State legislators have reprimanded an agency tasked with representing the interest of minorities in South Carolina.
A bipartisan Legislative Oversight Committee said last month it had “no confidence” the Commission for Minority Affairs is “efficiently or effectively fulfilling its mission.”
“I think (the Commission) is an excellent idea,” State Rep. Bruce Bannister, R-Greenville, said. “I just don’t believe the CMA is focusing on its main function and has rather gotten distracted.”
The LOC is tasked with reviewing each state agency as part of a rotation schedule. This year was the CMA’s turn. Lawmakers on the committee heard from agency staff and the public and reviewed its operations and documents as part of the review process.
In its report, the committee said CMA has strayed from its original purpose — gathering data on minorities in South Carolina and the disparities they face. The report says the agency has compiled only four such reports in the past five years, despite similar warnings signs in a 2015 audit.
The report also noted the CMA was required by a 2008 law to set up a hotline to report immigration law violations, but has still not done so. Agency Executive Director Thomas Smith said the agency is working with a nonprofit called Polaris to partner on a national human trafficking hotline and signed an memorandum of understanding last year.
Legislators also expressed concern about a nonprofit which receives much of its funding from CMA despite several employees serving on its board. The SC Micro-Enterprise Network (SCMEN) has received more than $120,000 from CMA over the past four years, including money which covered nearly the entire cost of its annual conference. The report notes best practices for nonprofits are to avoid having employees of a funding group serve on its board.
Smith, who plans to retire from the job at month’s end, defended his agency at a meeting with the committee last month. He said the agency is trying to offer programs to help those minorities marginalized in social or economic means.
“I wouldn’t say we have been excellent in every way, but the mission is great,” he said. “The work is great. The need is great and becoming greater.”
The report said the commission is divided and struggling to function. It recommended the governor replace the board members, who would be responsible for picking Smith’s replacement.
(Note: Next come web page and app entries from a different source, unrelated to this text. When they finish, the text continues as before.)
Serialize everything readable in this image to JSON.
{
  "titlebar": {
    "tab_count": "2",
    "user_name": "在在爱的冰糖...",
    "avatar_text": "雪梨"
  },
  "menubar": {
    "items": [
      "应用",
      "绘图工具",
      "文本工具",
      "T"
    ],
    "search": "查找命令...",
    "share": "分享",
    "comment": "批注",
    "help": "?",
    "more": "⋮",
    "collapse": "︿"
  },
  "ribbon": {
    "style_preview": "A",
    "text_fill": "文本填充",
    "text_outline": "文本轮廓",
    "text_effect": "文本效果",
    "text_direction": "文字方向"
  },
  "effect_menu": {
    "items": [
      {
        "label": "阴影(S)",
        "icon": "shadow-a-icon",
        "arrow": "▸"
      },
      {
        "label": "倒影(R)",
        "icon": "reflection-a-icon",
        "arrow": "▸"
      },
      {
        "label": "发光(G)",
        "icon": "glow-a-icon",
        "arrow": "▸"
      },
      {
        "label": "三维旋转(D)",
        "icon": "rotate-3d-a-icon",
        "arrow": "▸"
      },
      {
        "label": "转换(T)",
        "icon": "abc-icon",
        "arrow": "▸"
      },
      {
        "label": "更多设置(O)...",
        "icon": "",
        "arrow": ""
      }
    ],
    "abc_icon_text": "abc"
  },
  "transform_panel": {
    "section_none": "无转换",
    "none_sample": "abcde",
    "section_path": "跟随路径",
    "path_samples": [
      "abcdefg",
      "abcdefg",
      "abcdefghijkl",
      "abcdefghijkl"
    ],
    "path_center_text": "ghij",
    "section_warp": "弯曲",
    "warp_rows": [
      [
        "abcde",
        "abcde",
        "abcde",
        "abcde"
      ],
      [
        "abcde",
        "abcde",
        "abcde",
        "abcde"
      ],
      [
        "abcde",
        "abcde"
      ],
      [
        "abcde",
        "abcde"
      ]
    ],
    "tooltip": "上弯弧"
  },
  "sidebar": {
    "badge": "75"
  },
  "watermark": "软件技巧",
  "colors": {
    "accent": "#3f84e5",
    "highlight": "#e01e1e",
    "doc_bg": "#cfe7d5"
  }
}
LOC members voted 12-1 in favor of the report’s findings. The one no vote was State Rep. Joe Jefferson, D-Pineville.